Problem to work on:
The records below must be returned in full and unaltered.

━━ Input records

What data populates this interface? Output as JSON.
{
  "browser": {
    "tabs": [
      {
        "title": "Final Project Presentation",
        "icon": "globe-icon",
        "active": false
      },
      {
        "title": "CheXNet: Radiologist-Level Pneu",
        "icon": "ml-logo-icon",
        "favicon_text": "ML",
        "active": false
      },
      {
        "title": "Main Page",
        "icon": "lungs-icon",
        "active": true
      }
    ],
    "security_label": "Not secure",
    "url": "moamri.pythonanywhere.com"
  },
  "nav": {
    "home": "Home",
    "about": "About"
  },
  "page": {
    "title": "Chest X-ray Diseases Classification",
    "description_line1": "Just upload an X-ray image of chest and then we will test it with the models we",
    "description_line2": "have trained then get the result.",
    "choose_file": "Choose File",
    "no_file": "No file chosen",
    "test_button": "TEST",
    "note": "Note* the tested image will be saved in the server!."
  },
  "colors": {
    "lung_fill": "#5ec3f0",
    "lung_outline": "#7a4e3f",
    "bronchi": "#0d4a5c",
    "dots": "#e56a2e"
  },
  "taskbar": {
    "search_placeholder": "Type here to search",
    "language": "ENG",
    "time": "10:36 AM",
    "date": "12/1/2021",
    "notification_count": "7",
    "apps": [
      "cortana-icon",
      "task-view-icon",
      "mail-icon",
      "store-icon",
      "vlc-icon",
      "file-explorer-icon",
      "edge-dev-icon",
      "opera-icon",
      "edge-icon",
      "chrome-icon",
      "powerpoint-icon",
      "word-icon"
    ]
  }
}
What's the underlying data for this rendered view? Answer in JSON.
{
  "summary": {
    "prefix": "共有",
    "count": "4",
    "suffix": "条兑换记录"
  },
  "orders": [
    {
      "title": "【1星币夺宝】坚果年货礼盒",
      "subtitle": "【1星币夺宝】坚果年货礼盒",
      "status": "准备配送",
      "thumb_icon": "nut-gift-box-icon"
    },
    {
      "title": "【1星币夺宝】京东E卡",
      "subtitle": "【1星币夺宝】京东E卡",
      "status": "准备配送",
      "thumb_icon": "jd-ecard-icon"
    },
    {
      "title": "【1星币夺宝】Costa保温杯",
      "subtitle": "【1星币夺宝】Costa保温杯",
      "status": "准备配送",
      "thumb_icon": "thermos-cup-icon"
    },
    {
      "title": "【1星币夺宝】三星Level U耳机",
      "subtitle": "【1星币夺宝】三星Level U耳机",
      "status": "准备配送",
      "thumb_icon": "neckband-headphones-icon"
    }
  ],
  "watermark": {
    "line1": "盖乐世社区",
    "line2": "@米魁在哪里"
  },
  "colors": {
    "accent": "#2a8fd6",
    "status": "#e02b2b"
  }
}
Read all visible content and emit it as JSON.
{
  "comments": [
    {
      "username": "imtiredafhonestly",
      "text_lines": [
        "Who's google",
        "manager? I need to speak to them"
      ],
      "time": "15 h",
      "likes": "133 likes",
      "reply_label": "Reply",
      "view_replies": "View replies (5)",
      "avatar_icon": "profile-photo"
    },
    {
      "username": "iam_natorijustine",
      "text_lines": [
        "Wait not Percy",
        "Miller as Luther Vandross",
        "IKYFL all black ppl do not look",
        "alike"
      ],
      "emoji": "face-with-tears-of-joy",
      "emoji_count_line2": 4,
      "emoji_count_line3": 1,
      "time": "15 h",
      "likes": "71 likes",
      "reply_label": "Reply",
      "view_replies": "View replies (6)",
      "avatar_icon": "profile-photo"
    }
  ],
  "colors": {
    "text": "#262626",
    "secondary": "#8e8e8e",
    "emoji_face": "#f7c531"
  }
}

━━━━

Task result:
What data populates this interface? Output as JSON.
{
  "browser": {
    "tabs": [
      {
        "title": "Final Project Presentation",
        "icon": "globe-icon",
        "active": false
      },
      {
        "title": "CheXNet: Radiologist-Level Pneu",
        "icon": "ml-logo-icon",
        "favicon_text": "ML",
        "active": false
      },
      {
        "title": "Main Page",
        "icon": "lungs-icon",
        "active": true
      }
    ],
    "security_label": "Not secure",
    "url": "moamri.pythonanywhere.com"
  },
  "nav": {
    "home": "Home",
    "about": "About"
  },
  "page": {
    "title": "Chest X-ray Diseases Classification",
    "description_line1": "Just upload an X-ray image of chest and then we will test it with the models we",
    "description_line2": "have trained then get the result.",
    "choose_file": "Choose File",
    "no_file": "No file chosen",
    "test_button": "TEST",
    "note": "Note* the tested image will be saved in the server!."
  },
  "colors": {
    "lung_fill": "#5ec3f0",
    "lung_outline": "#7a4e3f",
    "bronchi": "#0d4a5c",
    "dots": "#e56a2e"
  },
  "taskbar": {
    "search_placeholder": "Type here to search",
    "language": "ENG",
    "time": "10:36 AM",
    "date": "12/1/2021",
    "notification_count": "7",
    "apps": [
      "cortana-icon",
      "task-view-icon",
      "mail-icon",
      "store-icon",
      "vlc-icon",
      "file-explorer-icon",
      "edge-dev-icon",
      "opera-icon",
      "edge-icon",
      "chrome-icon",
      "powerpoint-icon",
      "word-icon"
    ]
  }
}
What's the underlying data for this rendered view? Answer in JSON.
{
  "summary": {
    "prefix": "共有",
    "count": "4",
    "suffix": "条兑换记录"
  },
  "orders": [
    {
      "title": "【1星币夺宝】坚果年货礼盒",
      "subtitle": "【1星币夺宝】坚果年货礼盒",
      "status": "准备配送",
      "thumb_icon": "nut-gift-box-icon"
    },
    {
      "title": "【1星币夺宝】京东E卡",
      "subtitle": "【1星币夺宝】京东E卡",
      "status": "准备配送",
      "thumb_icon": "jd-ecard-icon"
    },
    {
      "title": "【1星币夺宝】Costa保温杯",
      "subtitle": "【1星币夺宝】Costa保温杯",
      "status": "准备配送",
      "thumb_icon": "thermos-cup-icon"
    },
    {
      "title": "【1星币夺宝】三星Level U耳机",
      "subtitle": "【1星币夺宝】三星Level U耳机",
      "status": "准备配送",
      "thumb_icon": "neckband-headphones-icon"
    }
  ],
  "watermark": {
    "line1": "盖乐世社区",
    "line2": "@米魁在哪里"
  },
  "colors": {
    "accent": "#2a8fd6",
    "status": "#e02b2b"
  }
}
Read all visible content and emit it as JSON.
{
  "comments": [
    {
      "username": "imtiredafhonestly",
      "text_lines": [
        "Who's google",
        "manager? I need to speak to them"
      ],
      "time": "15 h",
      "likes": "133 likes",
      "reply_label": "Reply",
      "view_replies": "View replies (5)",
      "avatar_icon": "profile-photo"
    },
    {
      "username": "iam_natorijustine",
      "text_lines": [
        "Wait not Percy",
        "Miller as Luther Vandross",
        "IKYFL all black ppl do not look",
        "alike"
      ],
      "emoji": "face-with-tears-of-joy",
      "emoji_count_line2": 4,
      "emoji_count_line3": 1,
      "time": "15 h",
      "likes": "71 likes",
      "reply_label": "Reply",
      "view_replies": "View replies (6)",
      "avatar_icon": "profile-photo"
    }
  ],
  "colors": {
    "text": "#262626",
    "secondary": "#8e8e8e",
    "emoji_face": "#f7c531"
  }
}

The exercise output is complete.